Top of RECORDS PROVIDED

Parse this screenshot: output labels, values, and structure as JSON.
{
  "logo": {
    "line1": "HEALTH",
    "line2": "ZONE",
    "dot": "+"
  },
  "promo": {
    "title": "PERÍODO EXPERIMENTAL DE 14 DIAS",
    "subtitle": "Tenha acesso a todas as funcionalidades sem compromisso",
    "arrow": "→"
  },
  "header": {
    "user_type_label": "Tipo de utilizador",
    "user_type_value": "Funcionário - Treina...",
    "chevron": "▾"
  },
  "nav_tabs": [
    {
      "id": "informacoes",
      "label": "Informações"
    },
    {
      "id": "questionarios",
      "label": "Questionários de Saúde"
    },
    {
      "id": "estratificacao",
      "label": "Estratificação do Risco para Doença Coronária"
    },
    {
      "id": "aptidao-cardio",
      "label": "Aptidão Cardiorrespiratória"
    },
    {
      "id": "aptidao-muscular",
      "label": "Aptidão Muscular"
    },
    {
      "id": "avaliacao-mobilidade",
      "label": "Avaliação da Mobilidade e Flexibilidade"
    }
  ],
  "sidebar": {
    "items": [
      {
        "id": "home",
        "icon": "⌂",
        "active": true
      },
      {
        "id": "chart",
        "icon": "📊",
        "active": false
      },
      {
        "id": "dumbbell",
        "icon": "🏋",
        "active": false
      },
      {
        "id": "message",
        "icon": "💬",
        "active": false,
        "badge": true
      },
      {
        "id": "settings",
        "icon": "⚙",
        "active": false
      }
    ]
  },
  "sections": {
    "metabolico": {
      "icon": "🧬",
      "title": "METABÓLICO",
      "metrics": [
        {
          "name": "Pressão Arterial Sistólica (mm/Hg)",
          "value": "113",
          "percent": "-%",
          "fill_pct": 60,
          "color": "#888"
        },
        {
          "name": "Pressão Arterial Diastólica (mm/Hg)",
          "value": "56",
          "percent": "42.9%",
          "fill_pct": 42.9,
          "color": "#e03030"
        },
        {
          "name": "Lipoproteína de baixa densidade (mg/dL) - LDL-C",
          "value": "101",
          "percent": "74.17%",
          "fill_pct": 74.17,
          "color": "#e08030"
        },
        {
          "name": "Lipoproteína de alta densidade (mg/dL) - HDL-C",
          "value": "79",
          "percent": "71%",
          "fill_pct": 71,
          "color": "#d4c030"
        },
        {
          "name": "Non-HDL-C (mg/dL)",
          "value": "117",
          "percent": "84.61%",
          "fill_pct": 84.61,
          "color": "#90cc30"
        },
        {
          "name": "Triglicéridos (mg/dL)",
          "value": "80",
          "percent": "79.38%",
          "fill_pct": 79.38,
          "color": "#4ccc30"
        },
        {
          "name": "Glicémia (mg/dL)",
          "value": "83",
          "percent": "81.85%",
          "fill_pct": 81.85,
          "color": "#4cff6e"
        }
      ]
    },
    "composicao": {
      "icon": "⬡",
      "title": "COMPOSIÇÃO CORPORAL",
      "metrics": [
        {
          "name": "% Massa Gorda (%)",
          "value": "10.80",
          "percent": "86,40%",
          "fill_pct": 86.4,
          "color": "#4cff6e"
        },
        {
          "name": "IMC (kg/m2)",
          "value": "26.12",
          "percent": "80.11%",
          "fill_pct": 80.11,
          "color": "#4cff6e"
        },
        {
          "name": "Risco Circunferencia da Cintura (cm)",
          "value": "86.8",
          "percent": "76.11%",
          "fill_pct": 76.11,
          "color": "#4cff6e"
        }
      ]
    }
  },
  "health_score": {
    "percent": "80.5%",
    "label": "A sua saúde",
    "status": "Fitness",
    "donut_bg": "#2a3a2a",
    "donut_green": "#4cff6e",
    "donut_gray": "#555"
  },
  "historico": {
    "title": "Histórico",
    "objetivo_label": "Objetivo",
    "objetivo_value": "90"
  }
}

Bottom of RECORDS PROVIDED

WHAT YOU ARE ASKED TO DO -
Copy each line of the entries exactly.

TASK OUTPUT -
Parse this screenshot: output labels, values, and structure as JSON.
{
  "logo": {
    "line1": "HEALTH",
    "line2": "ZONE",
    "dot": "+"
  },
  "promo": {
    "title": "PERÍODO EXPERIMENTAL DE 14 DIAS",
    "subtitle": "Tenha acesso a todas as funcionalidades sem compromisso",
    "arrow": "→"
  },
  "header": {
    "user_type_label": "Tipo de utilizador",
    "user_type_value": "Funcionário - Treina...",
    "chevron": "▾"
  },
  "nav_tabs": [
    {
      "id": "informacoes",
      "label": "Informações"
    },
    {
      "id": "questionarios",
      "label": "Questionários de Saúde"
    },
    {
      "id": "estratificacao",
      "label": "Estratificação do Risco para Doença Coronária"
    },
    {
      "id": "aptidao-cardio",
      "label": "Aptidão Cardiorrespiratória"
    },
    {
      "id": "aptidao-muscular",
      "label": "Aptidão Muscular"
    },
    {
      "id": "avaliacao-mobilidade",
      "label": "Avaliação da Mobilidade e Flexibilidade"
    }
  ],
  "sidebar": {
    "items": [
      {
        "id": "home",
        "icon": "⌂",
        "active": true
      },
      {
        "id": "chart",
        "icon": "📊",
        "active": false
      },
      {
        "id": "dumbbell",
        "icon": "🏋",
        "active": false
      },
      {
        "id": "message",
        "icon": "💬",
        "active": false,
        "badge": true
      },
      {
        "id": "settings",
        "icon": "⚙",
        "active": false
      }
    ]
  },
  "sections": {
    "metabolico": {
      "icon": "🧬",
      "title": "METABÓLICO",
      "metrics": [
        {
          "name": "Pressão Arterial Sistólica (mm/Hg)",
          "value": "113",
          "percent": "-%",
          "fill_pct": 60,
          "color": "#888"
        },
        {
          "name": "Pressão Arterial Diastólica (mm/Hg)",
          "value": "56",
          "percent": "42.9%",
          "fill_pct": 42.9,
          "color": "#e03030"
        },
        {
          "name": "Lipoproteína de baixa densidade (mg/dL) - LDL-C",
          "value": "101",
          "percent": "74.17%",
          "fill_pct": 74.17,
          "color": "#e08030"
        },
        {
          "name": "Lipoproteína de alta densidade (mg/dL) - HDL-C",
          "value": "79",
          "percent": "71%",
          "fill_pct": 71,
          "color": "#d4c030"
        },
        {
          "name": "Non-HDL-C (mg/dL)",
          "value": "117",
          "percent": "84.61%",
          "fill_pct": 84.61,
          "color": "#90cc30"
        },
        {
          "name": "Triglicéridos (mg/dL)",
          "value": "80",
          "percent": "79.38%",
          "fill_pct": 79.38,
          "color": "#4ccc30"
        },
        {
          "name": "Glicémia (mg/dL)",
          "value": "83",
          "percent": "81.85%",
          "fill_pct": 81.85,
          "color": "#4cff6e"
        }
      ]
    },
    "composicao": {
      "icon": "⬡",
      "title": "COMPOSIÇÃO CORPORAL",
      "metrics": [
        {
          "name": "% Massa Gorda (%)",
          "value": "10.80",
          "percent": "86,40%",
          "fill_pct": 86.4,
          "color": "#4cff6e"
        },
        {
          "name": "IMC (kg/m2)",
          "value": "26.12",
          "percent": "80.11%",
          "fill_pct": 80.11,
          "color": "#4cff6e"
        },
        {
          "name": "Risco Circunferencia da Cintura (cm)",
          "value": "86.8",
          "percent": "76.11%",
          "fill_pct": 76.11,
          "color": "#4cff6e"
        }
      ]
    }
  },
  "health_score": {
    "percent": "80.5%",
    "label": "A sua saúde",
    "status": "Fitness",
    "donut_bg": "#2a3a2a",
    "donut_green": "#4cff6e",
    "donut_gray": "#555"
  },
  "historico": {
    "title": "Histórico",
    "objetivo_label": "Objetivo",
    "objetivo_value": "90"
  }
}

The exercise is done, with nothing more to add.